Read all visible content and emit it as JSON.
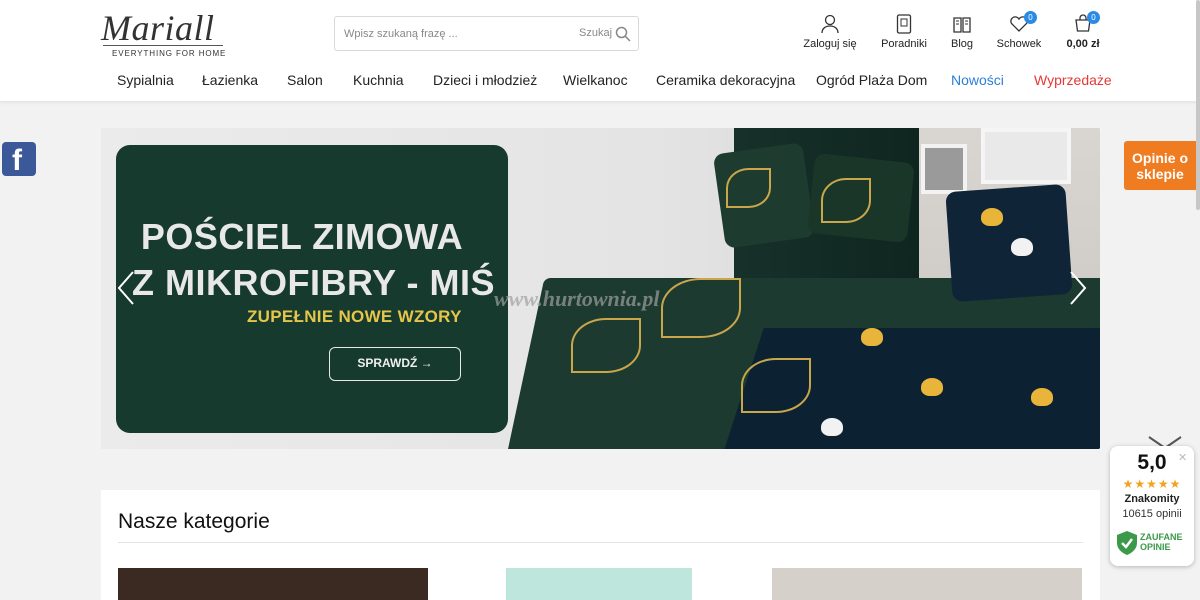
{
  "header": {
    "logo_text": "Mariall",
    "logo_tagline": "EVERYTHING FOR HOME",
    "search": {
      "placeholder": "Wpisz szukaną frazę ...",
      "button_label": "Szukaj"
    },
    "icons": [
      {
        "label": "Zaloguj się",
        "icon": "user-icon"
      },
      {
        "label": "Poradniki",
        "icon": "guide-book-icon"
      },
      {
        "label": "Blog",
        "icon": "blog-book-icon"
      },
      {
        "label": "Schowek",
        "icon": "heart-icon",
        "badge": "0"
      },
      {
        "label": "0,00 zł",
        "icon": "cart-icon",
        "badge": "0"
      }
    ]
  },
  "nav": [
    {
      "label": "Sypialnia"
    },
    {
      "label": "Łazienka"
    },
    {
      "label": "Salon"
    },
    {
      "label": "Kuchnia"
    },
    {
      "label": "Dzieci i młodzież"
    },
    {
      "label": "Wielkanoc"
    },
    {
      "label": "Ceramika dekoracyjna"
    },
    {
      "label": "Ogród Plaża Dom"
    },
    {
      "label": "Nowości",
      "color": "#2a7fd8"
    },
    {
      "label": "Wyprzedaże",
      "color": "#e53935"
    }
  ],
  "hero": {
    "line1": "POŚCIEL ZIMOWA",
    "line2": "Z MIKROFIBRY - MIŚ",
    "subtitle": "ZUPEŁNIE NOWE WZORY",
    "button": "SPRAWDŹ →",
    "watermark": "www.hurtownia.pl"
  },
  "side": {
    "facebook": "f",
    "opinie": "Opinie o sklepie"
  },
  "categories": {
    "title": "Nasze kategorie"
  },
  "trust_widget": {
    "score": "5,0",
    "stars": "★★★★★",
    "rating_word": "Znakomity",
    "reviews": "10615 opinii",
    "brand_line1": "ZAUFANE",
    "brand_line2": "OPINIE"
  },
  "colors": {
    "accent_blue": "#2a7fd8",
    "sale_red": "#e53935",
    "badge_blue": "#2a8be6",
    "opinie_orange": "#f07c22",
    "hero_panel": "#163a2d"
  }
}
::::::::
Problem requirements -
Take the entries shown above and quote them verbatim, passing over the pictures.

Response to the task -
Read all visible content and emit it as JSON.
{
  "header": {
    "logo_text": "Mariall",
    "logo_tagline": "EVERYTHING FOR HOME",
    "search": {
      "placeholder": "Wpisz szukaną frazę ...",
      "button_label": "Szukaj"
    },
    "icons": [
      {
        "label": "Zaloguj się",
        "icon": "user-icon"
      },
      {
        "label": "Poradniki",
        "icon": "guide-book-icon"
      },
      {
        "label": "Blog",
        "icon": "blog-book-icon"
      },
      {
        "label": "Schowek",
        "icon": "heart-icon",
        "badge": "0"
      },
      {
        "label": "0,00 zł",
        "icon": "cart-icon",
        "badge": "0"
      }
    ]
  },
  "nav": [
    {
      "label": "Sypialnia"
    },
    {
      "label": "Łazienka"
    },
    {
      "label": "Salon"
    },
    {
      "label": "Kuchnia"
    },
    {
      "label": "Dzieci i młodzież"
    },
    {
      "label": "Wielkanoc"
    },
    {
      "label": "Ceramika dekoracyjna"
    },
    {
      "label": "Ogród Plaża Dom"
    },
    {
      "label": "Nowości",
      "color": "#2a7fd8"
    },
    {
      "label": "Wyprzedaże",
      "color": "#e53935"
    }
  ],
  "hero": {
    "line1": "POŚCIEL ZIMOWA",
    "line2": "Z MIKROFIBRY - MIŚ",
    "subtitle": "ZUPEŁNIE NOWE WZORY",
    "button": "SPRAWDŹ →",
    "watermark": "www.hurtownia.pl"
  },
  "side": {
    "facebook": "f",
    "opinie": "Opinie o sklepie"
  },
  "categories": {
    "title": "Nasze kategorie"
  },
  "trust_widget": {
    "score": "5,0",
    "stars": "★★★★★",
    "rating_word": "Znakomity",
    "reviews": "10615 opinii",
    "brand_line1": "ZAUFANE",
    "brand_line2": "OPINIE"
  },
  "colors": {
    "accent_blue": "#2a7fd8",
    "sale_red": "#e53935",
    "badge_blue": "#2a8be6",
    "opinie_orange": "#f07c22",
    "hero_panel": "#163a2d"
  }
}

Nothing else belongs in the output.